The complete LibriVox.org collection of over 5,500 audio books is coming soon to the Summon service.
I think everyone in the room had a great deal of fun with Alistair Croll’s talk, “Big Data, Answers and Civil Rights.” While his talk was fun in nature there were some significant takeaways with respect to understanding the value of analyzing big data, which is anecdotal and data driven, and to get confirmation, which is based solely on data. If you have ever done a usability study, you know users tend to stop and think much more about what they are doing with when someone isn’t standing over their shoulder. The only true way to understand how your library, its tools and services, are used is to analyze the big data - sources such as catalog and web site query logs, circulation logs, gate counts, reference appointments, etc. This data is important to product managers such as myself because we must have confirmation on how users work with and use our products in order to make the right decision about how to improve the user experience or functionality.
Another session that hit on a very important and popular topic - linked data – was Lisa Goddard’s, “Adventures in Linked Data: Building a Connected Research Environment.” This was one of the best primers of the value of linked data in academia I’ve heard to date. The most beneficial principle I took away from this session was about the value in creating unique identifiers for everything in our everyday world.

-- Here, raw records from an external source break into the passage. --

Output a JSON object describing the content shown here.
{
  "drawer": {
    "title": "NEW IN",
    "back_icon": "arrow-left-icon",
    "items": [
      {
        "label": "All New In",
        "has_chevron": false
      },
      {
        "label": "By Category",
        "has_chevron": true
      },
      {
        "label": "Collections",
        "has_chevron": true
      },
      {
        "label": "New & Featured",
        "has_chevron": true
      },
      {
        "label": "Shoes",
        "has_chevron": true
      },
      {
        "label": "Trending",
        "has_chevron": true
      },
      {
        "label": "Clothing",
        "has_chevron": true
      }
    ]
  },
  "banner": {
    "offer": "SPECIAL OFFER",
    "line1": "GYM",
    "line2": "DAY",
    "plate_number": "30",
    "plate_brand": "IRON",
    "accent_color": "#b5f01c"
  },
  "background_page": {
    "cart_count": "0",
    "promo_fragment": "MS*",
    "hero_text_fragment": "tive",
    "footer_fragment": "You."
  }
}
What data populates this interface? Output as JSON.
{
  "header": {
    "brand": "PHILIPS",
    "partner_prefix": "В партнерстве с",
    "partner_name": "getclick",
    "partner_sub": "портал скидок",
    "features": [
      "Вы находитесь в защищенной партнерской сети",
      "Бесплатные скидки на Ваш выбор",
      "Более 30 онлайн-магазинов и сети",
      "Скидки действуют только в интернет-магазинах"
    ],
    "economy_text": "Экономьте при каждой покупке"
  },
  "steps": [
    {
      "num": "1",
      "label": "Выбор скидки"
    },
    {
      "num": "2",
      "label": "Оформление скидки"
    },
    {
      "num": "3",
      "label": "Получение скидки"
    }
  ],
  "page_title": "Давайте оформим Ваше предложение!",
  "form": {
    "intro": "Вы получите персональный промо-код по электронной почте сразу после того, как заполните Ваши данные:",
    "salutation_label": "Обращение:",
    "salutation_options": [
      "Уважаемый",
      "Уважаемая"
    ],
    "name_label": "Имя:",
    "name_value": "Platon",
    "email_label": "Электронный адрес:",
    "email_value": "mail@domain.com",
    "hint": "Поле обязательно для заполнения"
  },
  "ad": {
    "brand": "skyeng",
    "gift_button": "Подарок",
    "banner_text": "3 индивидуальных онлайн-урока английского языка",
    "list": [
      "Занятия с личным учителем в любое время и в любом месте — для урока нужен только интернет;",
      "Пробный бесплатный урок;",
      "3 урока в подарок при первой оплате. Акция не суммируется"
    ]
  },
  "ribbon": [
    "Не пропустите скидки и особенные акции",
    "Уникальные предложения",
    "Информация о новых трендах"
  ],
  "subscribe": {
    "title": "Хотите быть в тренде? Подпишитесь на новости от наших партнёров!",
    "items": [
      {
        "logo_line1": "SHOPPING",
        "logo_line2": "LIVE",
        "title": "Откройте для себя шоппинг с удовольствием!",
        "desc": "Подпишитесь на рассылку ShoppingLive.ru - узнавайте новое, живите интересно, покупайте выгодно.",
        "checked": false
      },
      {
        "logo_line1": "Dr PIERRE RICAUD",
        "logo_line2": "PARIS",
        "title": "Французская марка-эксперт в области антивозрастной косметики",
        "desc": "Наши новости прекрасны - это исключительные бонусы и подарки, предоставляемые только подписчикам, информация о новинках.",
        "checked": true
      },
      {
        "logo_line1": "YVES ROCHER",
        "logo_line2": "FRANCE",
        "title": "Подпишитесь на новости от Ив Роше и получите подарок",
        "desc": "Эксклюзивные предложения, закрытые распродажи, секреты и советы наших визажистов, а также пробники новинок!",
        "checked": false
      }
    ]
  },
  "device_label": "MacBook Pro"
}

For example, creating a unique identifier for buildings so they can be uniquely referenced in architectural research. The sky is still the limit with this technology and we will have many new concepts in development with linked data that will come to fruition in the future.
Overall, I was thoroughly impressed by the caliber and the quality of the presentations at this years Access conference. I’d like to thank the conference organizers for framing this year’s conference and pulling it all together.